Assigned task: All lines in the material containing the word "name" need to be copied.

Data for analysis:
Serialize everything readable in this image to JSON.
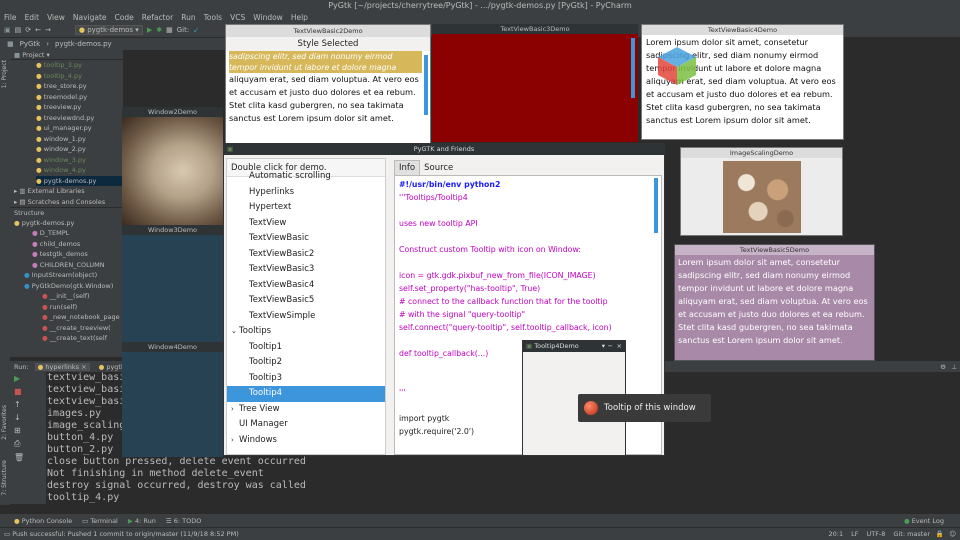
{
  "ide": {
    "title": "PyGtk [~/projects/cherrytree/PyGtk] - .../pygtk-demos.py [PyGtk] - PyCharm",
    "menu": [
      "File",
      "Edit",
      "View",
      "Navigate",
      "Code",
      "Refactor",
      "Run",
      "Tools",
      "VCS",
      "Window",
      "Help"
    ],
    "breadcrumb": [
      "PyGtk",
      "pygtk-demos.py"
    ],
    "run_config": "pygtk-demos",
    "git_label": "Git:",
    "project_header": "Project",
    "project_files": [
      {
        "name": "tooltip_3.py",
        "color": "green"
      },
      {
        "name": "tooltip_4.py",
        "color": "green"
      },
      {
        "name": "tree_store.py",
        "color": "normal"
      },
      {
        "name": "treemodel.py",
        "color": "normal"
      },
      {
        "name": "treeview.py",
        "color": "normal"
      },
      {
        "name": "treeviewdnd.py",
        "color": "normal"
      },
      {
        "name": "ui_manager.py",
        "color": "normal"
      },
      {
        "name": "window_1.py",
        "color": "normal"
      },
      {
        "name": "window_2.py",
        "color": "normal"
      },
      {
        "name": "window_3.py",
        "color": "green"
      },
      {
        "name": "window_4.py",
        "color": "green"
      },
      {
        "name": "pygtk-demos.py",
        "color": "selected"
      }
    ],
    "external": "External Libraries",
    "scratches": "Scratches and Consoles",
    "structure_title": "Structure",
    "structure_items": [
      "pygtk-demos.py",
      "D_TEMPL",
      "child_demos",
      "testgtk_demos",
      "CHILDREN_COLUMN",
      "InputStream(object)",
      "PyGtkDemo(gtk.Window)",
      "__init__(self)",
      "run(self)",
      "_new_notebook_page",
      "__create_treeview(",
      "__create_text(self"
    ],
    "run_label": "Run:",
    "run_tabs": [
      "hyperlinks",
      "pygtk-demos"
    ],
    "console": [
      "textview_basic",
      "textview_basic",
      "textview_basic",
      "images.py",
      "image_scaling",
      "button_4.py",
      "button_2.py",
      "close button pressed, delete event occurred",
      "Not finishing in method delete_event",
      "destroy signal occurred, destroy was called",
      "tooltip_4.py"
    ],
    "bottom_tabs": [
      "Python Console",
      "Terminal",
      "4: Run",
      "6: TODO"
    ],
    "event_log": "Event Log",
    "status_message": "Push successful: Pushed 1 commit to origin/master (11/9/18 8:52 PM)",
    "status_right": [
      "20:1",
      "LF",
      "UTF-8",
      "Git: master"
    ],
    "side_tabs": [
      "1: Project",
      "2: Favorites",
      "7: Structure"
    ]
  },
  "windows": {
    "style_selected": {
      "title": "TextViewBasic2Demo",
      "header": "Style Selected",
      "italic_text": "sadipscing elitr, sed diam nonumy eirmod tempor invidunt ut labore et dolore magna",
      "body": "aliquyam erat, sed diam voluptua. At vero eos et accusam et justo duo dolores et ea rebum. Stet clita kasd gubergren, no sea takimata sanctus est Lorem ipsum dolor sit amet."
    },
    "basic3": {
      "title": "TextViewBasic3Demo"
    },
    "basic4": {
      "title": "TextViewBasic4Demo",
      "body": "Lorem ipsum dolor sit amet, consetetur sadipscing elitr, sed diam nonumy eirmod tempor invidunt ut labore et dolore magna aliquyam erat, sed diam voluptua. At vero eos et accusam et justo duo dolores et ea rebum. Stet clita kasd gubergren, no sea takimata sanctus est Lorem ipsum dolor sit amet."
    },
    "window2": {
      "title": "Window2Demo"
    },
    "window3": {
      "title": "Window3Demo"
    },
    "window4": {
      "title": "Window4Demo"
    },
    "image_scaling": {
      "title": "ImageScalingDemo"
    },
    "basic5": {
      "title": "TextViewBasic5Demo",
      "body": "Lorem ipsum dolor sit amet, consetetur sadipscing elitr, sed diam nonumy eirmod tempor invidunt ut labore et dolore magna aliquyam erat, sed diam voluptua. At vero eos et accusam et justo duo dolores et ea rebum. Stet clita kasd gubergren, no sea takimata sanctus est Lorem ipsum dolor sit amet."
    },
    "friends": {
      "title": "PyGTK and Friends",
      "list_header": "Double click for demo.",
      "list_items": [
        {
          "label": "Automatic scrolling",
          "level": 1
        },
        {
          "label": "Hyperlinks",
          "level": 1
        },
        {
          "label": "Hypertext",
          "level": 1
        },
        {
          "label": "TextView",
          "level": 1
        },
        {
          "label": "TextViewBasic",
          "level": 1
        },
        {
          "label": "TextViewBasic2",
          "level": 1
        },
        {
          "label": "TextViewBasic3",
          "level": 1
        },
        {
          "label": "TextViewBasic4",
          "level": 1
        },
        {
          "label": "TextViewBasic5",
          "level": 1
        },
        {
          "label": "TextViewSimple",
          "level": 1
        },
        {
          "label": "Tooltips",
          "level": 0,
          "expanded": true
        },
        {
          "label": "Tooltip1",
          "level": 1
        },
        {
          "label": "Tooltip2",
          "level": 1
        },
        {
          "label": "Tooltip3",
          "level": 1
        },
        {
          "label": "Tooltip4",
          "level": 1,
          "selected": true
        },
        {
          "label": "Tree View",
          "level": 0,
          "expanded": false
        },
        {
          "label": "UI Manager",
          "level": 0
        },
        {
          "label": "Windows",
          "level": 0,
          "expanded": false
        }
      ],
      "tabs": [
        "Info",
        "Source"
      ],
      "code": [
        {
          "t": "#!/usr/bin/env python2",
          "c": "#1a1aff",
          "b": true
        },
        {
          "t": "'''Tooltips/Tooltip4",
          "c": "#c000c0"
        },
        {
          "t": "",
          "c": "#c000c0"
        },
        {
          "t": "uses new tooltip API",
          "c": "#c000c0"
        },
        {
          "t": "",
          "c": "#c000c0"
        },
        {
          "t": "Construct custom Tooltip with icon on Window:",
          "c": "#c000c0"
        },
        {
          "t": "",
          "c": "#c000c0"
        },
        {
          "t": "icon = gtk.gdk.pixbuf_new_from_file(ICON_IMAGE)",
          "c": "#c000c0"
        },
        {
          "t": "self.set_property(\"has-tooltip\", True)",
          "c": "#c000c0"
        },
        {
          "t": "# connect to the callback function that for the tooltip",
          "c": "#c000c0"
        },
        {
          "t": "# with the signal \"query-tooltip\"",
          "c": "#c000c0"
        },
        {
          "t": "self.connect(\"query-tooltip\", self.tooltip_callback, icon)",
          "c": "#c000c0"
        },
        {
          "t": "",
          "c": "#c000c0"
        },
        {
          "t": "def tooltip_callback(...)",
          "c": "#c000c0"
        },
        {
          "t": "",
          "c": "#c000c0"
        },
        {
          "t": "",
          "c": "#c000c0"
        },
        {
          "t": "'''",
          "c": "#c000c0"
        },
        {
          "t": "",
          "c": "#c000c0"
        },
        {
          "t": "import pygtk",
          "c": "#222222"
        },
        {
          "t": "pygtk.require('2.0')",
          "c": "#222222"
        }
      ]
    },
    "tooltip4": {
      "title": "Tooltip4Demo"
    },
    "tooltip_popup": {
      "text": "Tooltip of this window"
    }
  },
  "colors": {
    "selection": "#3d95dc",
    "maroon": "#8b0000",
    "lavender": "#a88aa8"
  }
}
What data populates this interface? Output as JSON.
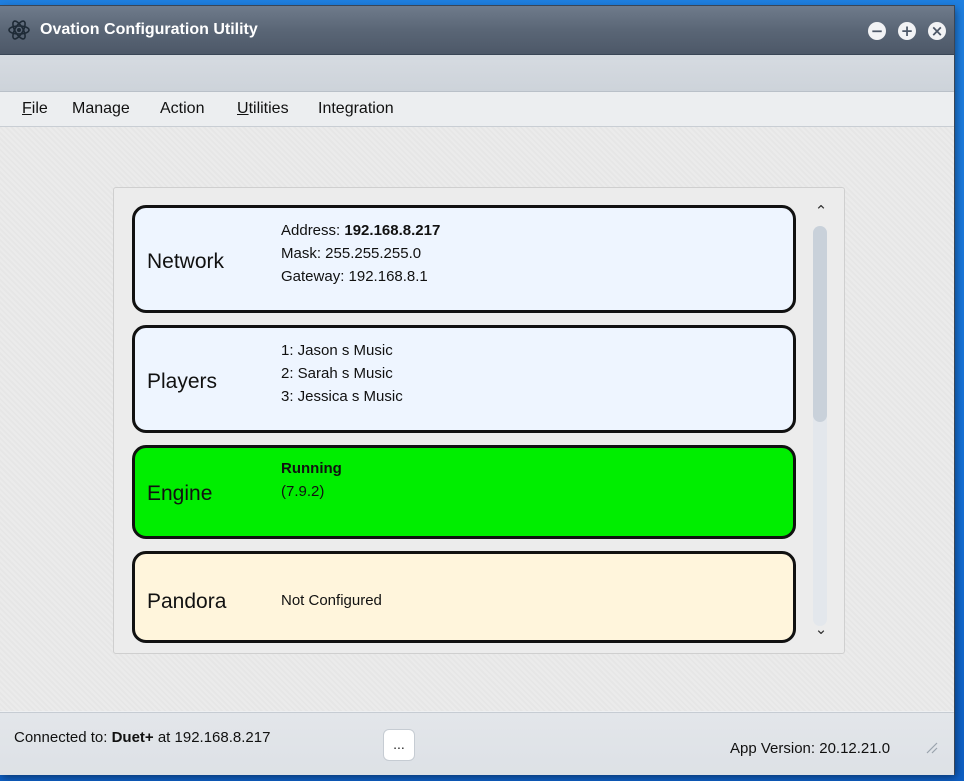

Exercise result:
        "name": "tooltip_3.py",
        "name": "tooltip_4.py",
        "name": "tree_store.py",
        "name": "treemodel.py",
        "name": "treeview.py",
        "name": "treeviewdnd.py",
        "name": "ui_manager.py",
        "name": "window_1.py",
        "name": "window_2.py",
        "name": "window_3.py",
        "name": "window_4.py",
        "name": "pygtk-demos.py",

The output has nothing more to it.